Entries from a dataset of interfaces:
--------
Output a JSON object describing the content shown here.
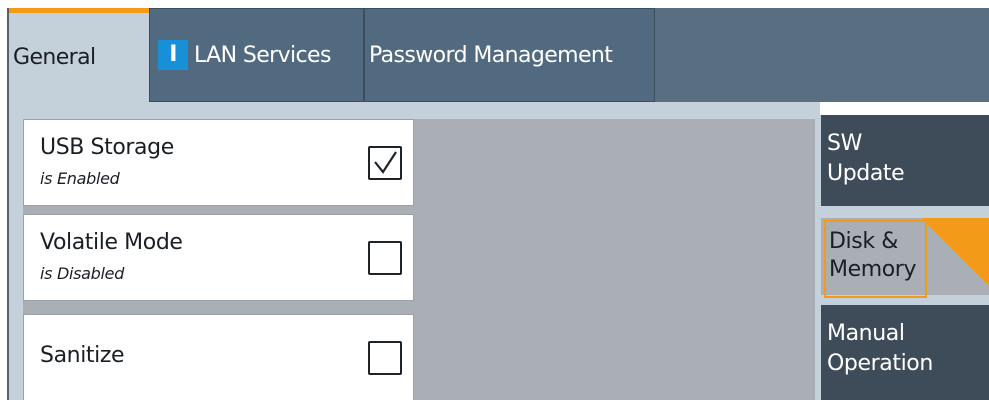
{
  "tabs": [
    {
      "label": "General",
      "active": true
    },
    {
      "label": "LAN Services",
      "badge": "I"
    },
    {
      "label": "Password Management"
    }
  ],
  "settings": [
    {
      "title": "USB Storage",
      "subtitle": "is Enabled",
      "checked": true
    },
    {
      "title": "Volatile Mode",
      "subtitle": "is Disabled",
      "checked": false
    },
    {
      "title": "Sanitize",
      "subtitle": "",
      "checked": false
    }
  ],
  "sidenav": {
    "sw_update": [
      "SW",
      "Update"
    ],
    "disk_memory": [
      "Disk &",
      "Memory"
    ],
    "manual_operation": [
      "Manual",
      "Operation"
    ]
  },
  "colors": {
    "accent": "#f39b18",
    "tab_active_bg": "#c5d1da",
    "tab_bg": "#526a80",
    "nav_bg": "#3e4c5a",
    "info_badge": "#1890d8"
  }
}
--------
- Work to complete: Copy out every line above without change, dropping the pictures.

- Response to this task:
Output a JSON object describing the content shown here.
{
  "tabs": [
    {
      "label": "General",
      "active": true
    },
    {
      "label": "LAN Services",
      "badge": "I"
    },
    {
      "label": "Password Management"
    }
  ],
  "settings": [
    {
      "title": "USB Storage",
      "subtitle": "is Enabled",
      "checked": true
    },
    {
      "title": "Volatile Mode",
      "subtitle": "is Disabled",
      "checked": false
    },
    {
      "title": "Sanitize",
      "subtitle": "",
      "checked": false
    }
  ],
  "sidenav": {
    "sw_update": [
      "SW",
      "Update"
    ],
    "disk_memory": [
      "Disk &",
      "Memory"
    ],
    "manual_operation": [
      "Manual",
      "Operation"
    ]
  },
  "colors": {
    "accent": "#f39b18",
    "tab_active_bg": "#c5d1da",
    "tab_bg": "#526a80",
    "nav_bg": "#3e4c5a",
    "info_badge": "#1890d8"
  }
}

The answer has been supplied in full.